One silver lining in a low-water year is that at least it gives you occasional opportunities at seeing the world in a different light. The south fork of the Merced River here would normally never be so calm and still in early August. That said, I'd certainly rather have a normal snowpack.
"The Wawona Covered Bridge is a covered bridge spanning the South Fork of the Merced River near Wawona, California in Yosemite National Park. The bridge was built by Galen Clark, the steward of what was then called the Yosemite Grant, in 1868, without its cladding. The bridge was a major component of Clark's proposed new road from Wawona to the Yosemite Valley. Clark was unable to complete the road, which he sold to the Washburn Group of investors along with the Wawona Hotel. The Washburn Group completed the road to the Yosemite Valley in 1879. It is one of twelve remaining covered bridges in California.
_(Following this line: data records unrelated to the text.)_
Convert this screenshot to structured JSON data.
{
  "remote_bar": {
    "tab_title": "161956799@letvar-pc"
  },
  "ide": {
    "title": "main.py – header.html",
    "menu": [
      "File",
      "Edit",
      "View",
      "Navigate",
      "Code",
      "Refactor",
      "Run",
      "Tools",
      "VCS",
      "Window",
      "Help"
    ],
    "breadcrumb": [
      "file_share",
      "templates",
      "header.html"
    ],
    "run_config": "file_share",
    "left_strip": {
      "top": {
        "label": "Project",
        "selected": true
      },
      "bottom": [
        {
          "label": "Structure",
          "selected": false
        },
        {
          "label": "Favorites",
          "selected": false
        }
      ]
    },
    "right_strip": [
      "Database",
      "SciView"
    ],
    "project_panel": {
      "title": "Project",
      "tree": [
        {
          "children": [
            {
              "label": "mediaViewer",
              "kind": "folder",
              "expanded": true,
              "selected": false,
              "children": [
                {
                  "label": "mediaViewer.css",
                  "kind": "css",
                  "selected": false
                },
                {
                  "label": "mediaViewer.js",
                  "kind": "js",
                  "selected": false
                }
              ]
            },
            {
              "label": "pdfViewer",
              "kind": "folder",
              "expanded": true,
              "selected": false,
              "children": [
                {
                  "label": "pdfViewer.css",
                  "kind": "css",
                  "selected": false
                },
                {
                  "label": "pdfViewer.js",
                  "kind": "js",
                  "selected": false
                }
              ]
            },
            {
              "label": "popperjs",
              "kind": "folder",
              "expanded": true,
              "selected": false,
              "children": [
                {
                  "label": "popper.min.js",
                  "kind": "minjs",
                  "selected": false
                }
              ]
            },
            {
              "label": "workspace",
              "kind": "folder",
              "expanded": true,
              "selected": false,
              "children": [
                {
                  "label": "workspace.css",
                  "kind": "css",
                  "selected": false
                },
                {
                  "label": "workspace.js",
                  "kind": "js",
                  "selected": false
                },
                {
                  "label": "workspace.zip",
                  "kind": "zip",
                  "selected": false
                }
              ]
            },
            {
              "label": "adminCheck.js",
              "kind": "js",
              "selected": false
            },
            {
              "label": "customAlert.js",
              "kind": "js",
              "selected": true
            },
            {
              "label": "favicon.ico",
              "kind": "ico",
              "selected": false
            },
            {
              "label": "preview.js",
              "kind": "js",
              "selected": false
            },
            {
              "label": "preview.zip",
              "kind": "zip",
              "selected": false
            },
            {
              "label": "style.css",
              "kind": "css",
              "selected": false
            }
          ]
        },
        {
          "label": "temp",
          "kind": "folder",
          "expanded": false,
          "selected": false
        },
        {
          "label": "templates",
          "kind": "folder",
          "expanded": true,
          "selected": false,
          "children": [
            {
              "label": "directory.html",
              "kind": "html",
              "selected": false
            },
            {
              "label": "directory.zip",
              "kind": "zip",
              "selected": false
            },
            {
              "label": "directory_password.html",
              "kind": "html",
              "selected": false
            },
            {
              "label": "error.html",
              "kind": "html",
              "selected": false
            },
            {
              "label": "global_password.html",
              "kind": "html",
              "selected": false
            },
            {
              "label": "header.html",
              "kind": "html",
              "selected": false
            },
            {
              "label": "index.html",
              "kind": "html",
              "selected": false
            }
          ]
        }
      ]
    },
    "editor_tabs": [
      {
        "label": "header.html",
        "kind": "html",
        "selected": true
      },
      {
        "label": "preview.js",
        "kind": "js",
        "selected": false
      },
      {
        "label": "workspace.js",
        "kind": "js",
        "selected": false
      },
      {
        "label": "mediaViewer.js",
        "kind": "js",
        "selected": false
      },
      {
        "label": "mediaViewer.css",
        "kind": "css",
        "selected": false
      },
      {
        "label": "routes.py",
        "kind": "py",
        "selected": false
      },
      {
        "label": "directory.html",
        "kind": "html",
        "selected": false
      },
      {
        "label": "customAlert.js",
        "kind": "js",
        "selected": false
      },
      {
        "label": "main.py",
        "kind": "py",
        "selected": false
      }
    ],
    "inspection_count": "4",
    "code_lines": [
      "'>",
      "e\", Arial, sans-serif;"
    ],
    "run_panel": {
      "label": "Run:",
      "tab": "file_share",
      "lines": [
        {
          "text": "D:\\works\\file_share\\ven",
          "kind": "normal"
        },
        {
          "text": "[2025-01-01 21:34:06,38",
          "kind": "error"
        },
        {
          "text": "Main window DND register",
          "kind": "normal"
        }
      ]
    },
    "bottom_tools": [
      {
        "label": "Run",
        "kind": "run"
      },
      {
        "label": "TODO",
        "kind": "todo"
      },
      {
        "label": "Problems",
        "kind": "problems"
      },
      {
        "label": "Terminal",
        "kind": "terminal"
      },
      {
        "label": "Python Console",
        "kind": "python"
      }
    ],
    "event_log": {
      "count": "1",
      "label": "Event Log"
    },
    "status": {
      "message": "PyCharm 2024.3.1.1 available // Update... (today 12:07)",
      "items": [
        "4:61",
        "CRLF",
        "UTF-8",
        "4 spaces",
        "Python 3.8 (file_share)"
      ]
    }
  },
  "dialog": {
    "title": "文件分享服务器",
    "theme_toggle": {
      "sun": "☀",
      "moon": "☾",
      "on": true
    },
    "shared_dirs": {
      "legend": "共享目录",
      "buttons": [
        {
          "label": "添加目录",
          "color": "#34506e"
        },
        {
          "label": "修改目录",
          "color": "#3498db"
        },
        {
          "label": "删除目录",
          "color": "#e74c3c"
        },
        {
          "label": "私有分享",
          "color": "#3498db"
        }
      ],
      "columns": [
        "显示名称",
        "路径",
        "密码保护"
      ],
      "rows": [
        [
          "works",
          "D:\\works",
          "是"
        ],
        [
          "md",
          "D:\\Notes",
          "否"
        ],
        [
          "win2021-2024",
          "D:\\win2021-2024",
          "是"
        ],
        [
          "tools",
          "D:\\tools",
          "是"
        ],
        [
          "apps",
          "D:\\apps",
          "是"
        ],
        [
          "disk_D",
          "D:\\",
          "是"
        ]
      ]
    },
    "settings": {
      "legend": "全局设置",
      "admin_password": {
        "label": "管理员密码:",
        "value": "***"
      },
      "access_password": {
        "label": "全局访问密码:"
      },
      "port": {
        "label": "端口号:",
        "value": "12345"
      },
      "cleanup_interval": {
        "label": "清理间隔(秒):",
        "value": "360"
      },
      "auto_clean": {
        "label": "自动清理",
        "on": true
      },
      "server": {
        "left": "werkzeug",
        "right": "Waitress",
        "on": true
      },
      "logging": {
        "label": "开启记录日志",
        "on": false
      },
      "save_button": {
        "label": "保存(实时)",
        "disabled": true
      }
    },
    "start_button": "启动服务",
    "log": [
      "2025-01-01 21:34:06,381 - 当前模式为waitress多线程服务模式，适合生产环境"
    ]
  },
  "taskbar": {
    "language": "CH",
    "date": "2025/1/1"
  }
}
The modified queen post truss was covered with Douglas fir cladding in 1878, enclosing the Ponderosa pine structure and its iron tie rods. The bridge served automobile traffic until 1937, when a new bridge was built about 200 metres (660 ft) to the southwest. The bridge was repaired by Civilian Conservation Corps labor the same year. In 1955 the bridge was damaged by flooding. Marked for replacement on account of the damage and its poor general condition, the bridge was instead reconstructed after National Park Service landscape architect Thomas Chalmers Vint intervened in its favor. Work was funded as part of the Park Service's Mission 66 program, using the bridge as the centerpiece of an interpretive exhibit on the history of the Wawona area." (Wikipedia)
7-shot HDR image made from JPEG files taken hand-held with an Olympus OM-D E-M5 camera and M.Zuiko 12-50mm lens, exposure bracketed at nine frames per second, 12mm focal length (24mm FF equivalent), ISO 200, 1/30-sec, f/7.1, with a Hoya circular polarizing filter. Merged and tonemapped in Photomatix Pro 4.2. The sky was really that blue, with the polarizing filter emphasizing the depth of it, and matching what I saw through my ever-present, similarly polarized sunglasses. :o)